=== Input material ===
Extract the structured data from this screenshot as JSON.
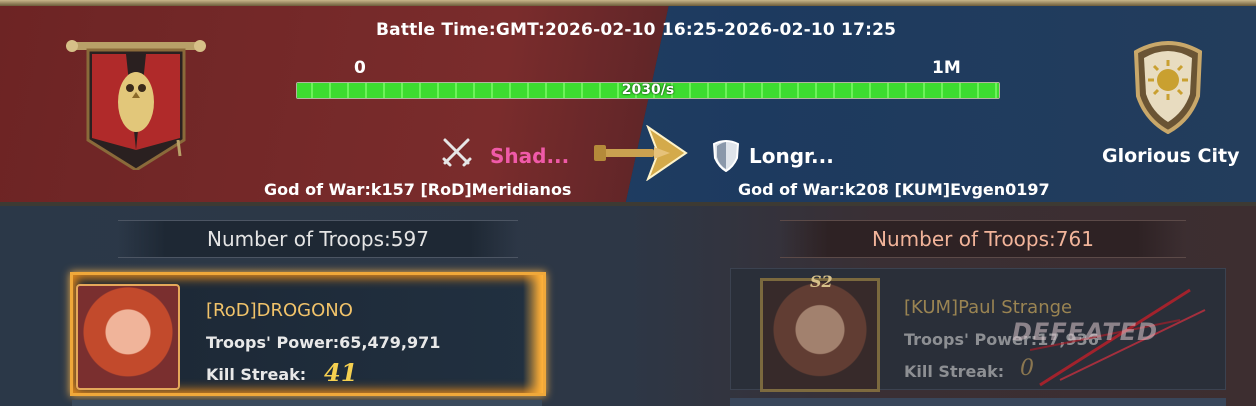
{
  "header": {
    "battle_time": "Battle Time:GMT:2026-02-10 16:25-2026-02-10 17:25",
    "progress_min_label": "0",
    "progress_max_label": "1M",
    "progress_rate": "2030/s",
    "progress_fraction": 1.0
  },
  "attacker": {
    "alliance_name": "Shad...",
    "commander": "God of War:k157 [RoD]Meridianos"
  },
  "defender": {
    "alliance_name": "Longr...",
    "commander": "God of War:k208 [KUM]Evgen0197",
    "city_name": "Glorious City"
  },
  "left_panel": {
    "troops_label": "Number of Troops:597",
    "player": {
      "name": "[RoD]DROGONO",
      "power": "Troops' Power:65,479,971",
      "kill_streak_label": "Kill Streak:",
      "kill_streak_value": "41"
    }
  },
  "right_panel": {
    "troops_label": "Number of Troops:761",
    "player": {
      "season_badge": "S2",
      "name": "[KUM]Paul Strange",
      "power": "Troops' Power:17,936",
      "kill_streak_label": "Kill Streak:",
      "kill_streak_value": "0",
      "status": "DEFEATED"
    }
  },
  "colors": {
    "attacker_name": "#f05aa8",
    "progress_fill": "#3ddc30",
    "highlight_border": "#f0a83a",
    "streak_value": "#f5d050"
  }
}
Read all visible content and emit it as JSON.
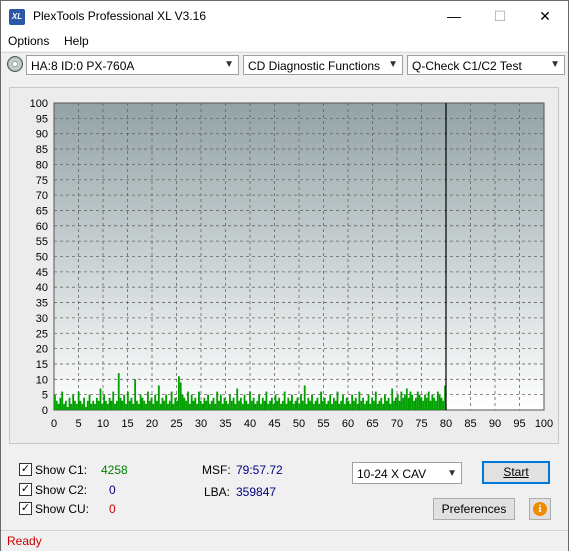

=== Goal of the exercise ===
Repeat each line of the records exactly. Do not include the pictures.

=== Result of the exercise ===
Extract the structured data from this screenshot as JSON.
{
  "header": {
    "battle_time": "Battle Time:GMT:2026-02-10 16:25-2026-02-10 17:25",
    "progress_min_label": "0",
    "progress_max_label": "1M",
    "progress_rate": "2030/s",
    "progress_fraction": 1.0
  },
  "attacker": {
    "alliance_name": "Shad...",
    "commander": "God of War:k157 [RoD]Meridianos"
  },
  "defender": {
    "alliance_name": "Longr...",
    "commander": "God of War:k208 [KUM]Evgen0197",
    "city_name": "Glorious City"
  },
  "left_panel": {
    "troops_label": "Number of Troops:597",
    "player": {
      "name": "[RoD]DROGONO",
      "power": "Troops' Power:65,479,971",
      "kill_streak_label": "Kill Streak:",
      "kill_streak_value": "41"
    }
  },
  "right_panel": {
    "troops_label": "Number of Troops:761",
    "player": {
      "season_badge": "S2",
      "name": "[KUM]Paul Strange",
      "power": "Troops' Power:17,936",
      "kill_streak_label": "Kill Streak:",
      "kill_streak_value": "0",
      "status": "DEFEATED"
    }
  },
  "colors": {
    "attacker_name": "#f05aa8",
    "progress_fill": "#3ddc30",
    "highlight_border": "#f0a83a",
    "streak_value": "#f5d050"
  }
}
Read all visible content and emit it as JSON.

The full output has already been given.